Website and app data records
^^^^^^^^

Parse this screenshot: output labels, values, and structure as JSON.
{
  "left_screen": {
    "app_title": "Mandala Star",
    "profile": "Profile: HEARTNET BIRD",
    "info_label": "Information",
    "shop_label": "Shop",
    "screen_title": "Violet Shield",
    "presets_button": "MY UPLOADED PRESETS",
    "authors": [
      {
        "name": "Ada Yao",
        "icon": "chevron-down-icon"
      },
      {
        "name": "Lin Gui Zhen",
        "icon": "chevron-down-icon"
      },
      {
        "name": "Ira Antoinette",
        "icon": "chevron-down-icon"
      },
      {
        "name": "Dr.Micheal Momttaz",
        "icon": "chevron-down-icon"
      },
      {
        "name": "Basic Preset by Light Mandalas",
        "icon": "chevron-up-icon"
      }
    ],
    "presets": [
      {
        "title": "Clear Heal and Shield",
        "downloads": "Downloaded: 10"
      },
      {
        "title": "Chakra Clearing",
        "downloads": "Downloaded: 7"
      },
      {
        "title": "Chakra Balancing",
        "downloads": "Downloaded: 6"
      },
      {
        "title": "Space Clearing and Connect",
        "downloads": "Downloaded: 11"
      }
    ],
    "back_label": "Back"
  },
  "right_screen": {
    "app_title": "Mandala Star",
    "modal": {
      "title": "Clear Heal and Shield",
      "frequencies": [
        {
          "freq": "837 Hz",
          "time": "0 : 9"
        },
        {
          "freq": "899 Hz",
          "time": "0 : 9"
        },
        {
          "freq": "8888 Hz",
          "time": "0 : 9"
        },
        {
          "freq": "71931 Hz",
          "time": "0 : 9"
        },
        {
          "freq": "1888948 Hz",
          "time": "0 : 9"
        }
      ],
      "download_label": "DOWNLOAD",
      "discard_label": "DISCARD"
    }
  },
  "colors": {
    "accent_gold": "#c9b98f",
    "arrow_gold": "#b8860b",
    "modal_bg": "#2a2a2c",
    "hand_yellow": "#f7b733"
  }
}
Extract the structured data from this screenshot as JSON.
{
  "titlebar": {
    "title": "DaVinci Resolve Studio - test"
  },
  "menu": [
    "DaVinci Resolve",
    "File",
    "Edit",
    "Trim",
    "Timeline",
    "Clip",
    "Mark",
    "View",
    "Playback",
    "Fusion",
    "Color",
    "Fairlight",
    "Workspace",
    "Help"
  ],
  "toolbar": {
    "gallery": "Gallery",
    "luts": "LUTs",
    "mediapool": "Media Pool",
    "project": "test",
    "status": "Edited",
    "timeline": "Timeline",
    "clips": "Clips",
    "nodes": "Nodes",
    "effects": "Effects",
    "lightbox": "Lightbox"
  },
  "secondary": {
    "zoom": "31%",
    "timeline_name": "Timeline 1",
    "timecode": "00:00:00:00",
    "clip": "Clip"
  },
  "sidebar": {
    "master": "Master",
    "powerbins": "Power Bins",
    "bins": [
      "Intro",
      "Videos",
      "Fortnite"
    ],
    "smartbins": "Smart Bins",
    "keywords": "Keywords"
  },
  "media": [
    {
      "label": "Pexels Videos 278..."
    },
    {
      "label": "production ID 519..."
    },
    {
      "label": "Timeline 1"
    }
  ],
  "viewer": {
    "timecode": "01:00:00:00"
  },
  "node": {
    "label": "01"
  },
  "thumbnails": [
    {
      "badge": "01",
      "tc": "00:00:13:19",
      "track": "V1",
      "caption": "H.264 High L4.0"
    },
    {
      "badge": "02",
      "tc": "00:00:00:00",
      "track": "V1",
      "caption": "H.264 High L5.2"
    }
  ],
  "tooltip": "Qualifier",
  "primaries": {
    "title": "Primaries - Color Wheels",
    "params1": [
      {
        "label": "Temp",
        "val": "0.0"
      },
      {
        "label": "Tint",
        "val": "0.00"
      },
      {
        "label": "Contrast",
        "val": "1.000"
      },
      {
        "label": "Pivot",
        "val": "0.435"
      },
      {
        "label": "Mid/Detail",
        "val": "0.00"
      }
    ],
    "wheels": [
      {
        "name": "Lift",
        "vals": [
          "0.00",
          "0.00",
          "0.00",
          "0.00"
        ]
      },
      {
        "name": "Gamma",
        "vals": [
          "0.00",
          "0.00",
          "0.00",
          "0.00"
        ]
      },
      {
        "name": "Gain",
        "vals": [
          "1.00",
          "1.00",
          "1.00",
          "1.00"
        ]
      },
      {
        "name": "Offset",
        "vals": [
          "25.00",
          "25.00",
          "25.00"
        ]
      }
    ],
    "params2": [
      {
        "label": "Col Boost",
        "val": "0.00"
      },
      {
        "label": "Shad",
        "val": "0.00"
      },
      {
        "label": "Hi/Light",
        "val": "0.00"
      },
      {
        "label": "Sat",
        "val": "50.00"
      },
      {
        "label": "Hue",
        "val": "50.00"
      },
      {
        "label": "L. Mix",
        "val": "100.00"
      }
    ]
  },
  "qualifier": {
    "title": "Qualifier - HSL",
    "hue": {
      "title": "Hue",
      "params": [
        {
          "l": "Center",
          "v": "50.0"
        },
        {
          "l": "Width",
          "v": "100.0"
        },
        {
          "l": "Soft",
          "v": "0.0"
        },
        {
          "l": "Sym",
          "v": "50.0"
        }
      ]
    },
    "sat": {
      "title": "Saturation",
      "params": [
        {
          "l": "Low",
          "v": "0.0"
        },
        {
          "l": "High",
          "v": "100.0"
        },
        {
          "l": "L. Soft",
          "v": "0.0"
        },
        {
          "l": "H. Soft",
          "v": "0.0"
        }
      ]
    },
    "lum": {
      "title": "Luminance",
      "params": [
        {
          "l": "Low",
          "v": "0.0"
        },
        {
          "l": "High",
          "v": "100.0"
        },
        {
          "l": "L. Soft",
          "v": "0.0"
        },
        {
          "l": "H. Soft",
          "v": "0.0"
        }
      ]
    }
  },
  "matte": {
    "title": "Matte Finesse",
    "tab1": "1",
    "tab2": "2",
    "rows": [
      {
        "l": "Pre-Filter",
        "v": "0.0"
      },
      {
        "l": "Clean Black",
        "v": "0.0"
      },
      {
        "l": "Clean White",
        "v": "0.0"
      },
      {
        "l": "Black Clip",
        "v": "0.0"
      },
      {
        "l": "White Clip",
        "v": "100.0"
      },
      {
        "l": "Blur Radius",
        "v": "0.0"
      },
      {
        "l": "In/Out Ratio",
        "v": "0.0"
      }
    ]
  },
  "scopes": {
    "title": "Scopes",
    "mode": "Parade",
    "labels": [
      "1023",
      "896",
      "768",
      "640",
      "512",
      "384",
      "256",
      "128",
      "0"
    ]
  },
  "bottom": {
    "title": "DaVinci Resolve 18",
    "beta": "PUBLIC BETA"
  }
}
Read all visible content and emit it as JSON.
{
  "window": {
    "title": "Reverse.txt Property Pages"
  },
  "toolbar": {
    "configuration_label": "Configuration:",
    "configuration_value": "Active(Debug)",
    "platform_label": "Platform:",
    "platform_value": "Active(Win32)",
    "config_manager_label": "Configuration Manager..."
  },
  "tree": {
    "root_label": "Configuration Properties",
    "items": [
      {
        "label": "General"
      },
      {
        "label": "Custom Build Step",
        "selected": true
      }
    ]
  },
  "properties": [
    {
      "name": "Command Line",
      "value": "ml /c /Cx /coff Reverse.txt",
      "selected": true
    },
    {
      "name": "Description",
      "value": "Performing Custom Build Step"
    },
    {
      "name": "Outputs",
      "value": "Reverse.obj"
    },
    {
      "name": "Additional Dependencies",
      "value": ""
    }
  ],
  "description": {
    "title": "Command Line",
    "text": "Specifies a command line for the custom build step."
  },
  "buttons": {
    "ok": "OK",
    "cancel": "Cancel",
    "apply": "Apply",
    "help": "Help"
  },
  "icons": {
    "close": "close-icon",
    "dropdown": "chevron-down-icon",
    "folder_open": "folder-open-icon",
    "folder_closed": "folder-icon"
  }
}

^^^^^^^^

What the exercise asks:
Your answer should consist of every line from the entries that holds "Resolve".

Your response:
    "title": "DaVinci Resolve Studio - test"
    "DaVinci Resolve",
    "title": "DaVinci Resolve 18",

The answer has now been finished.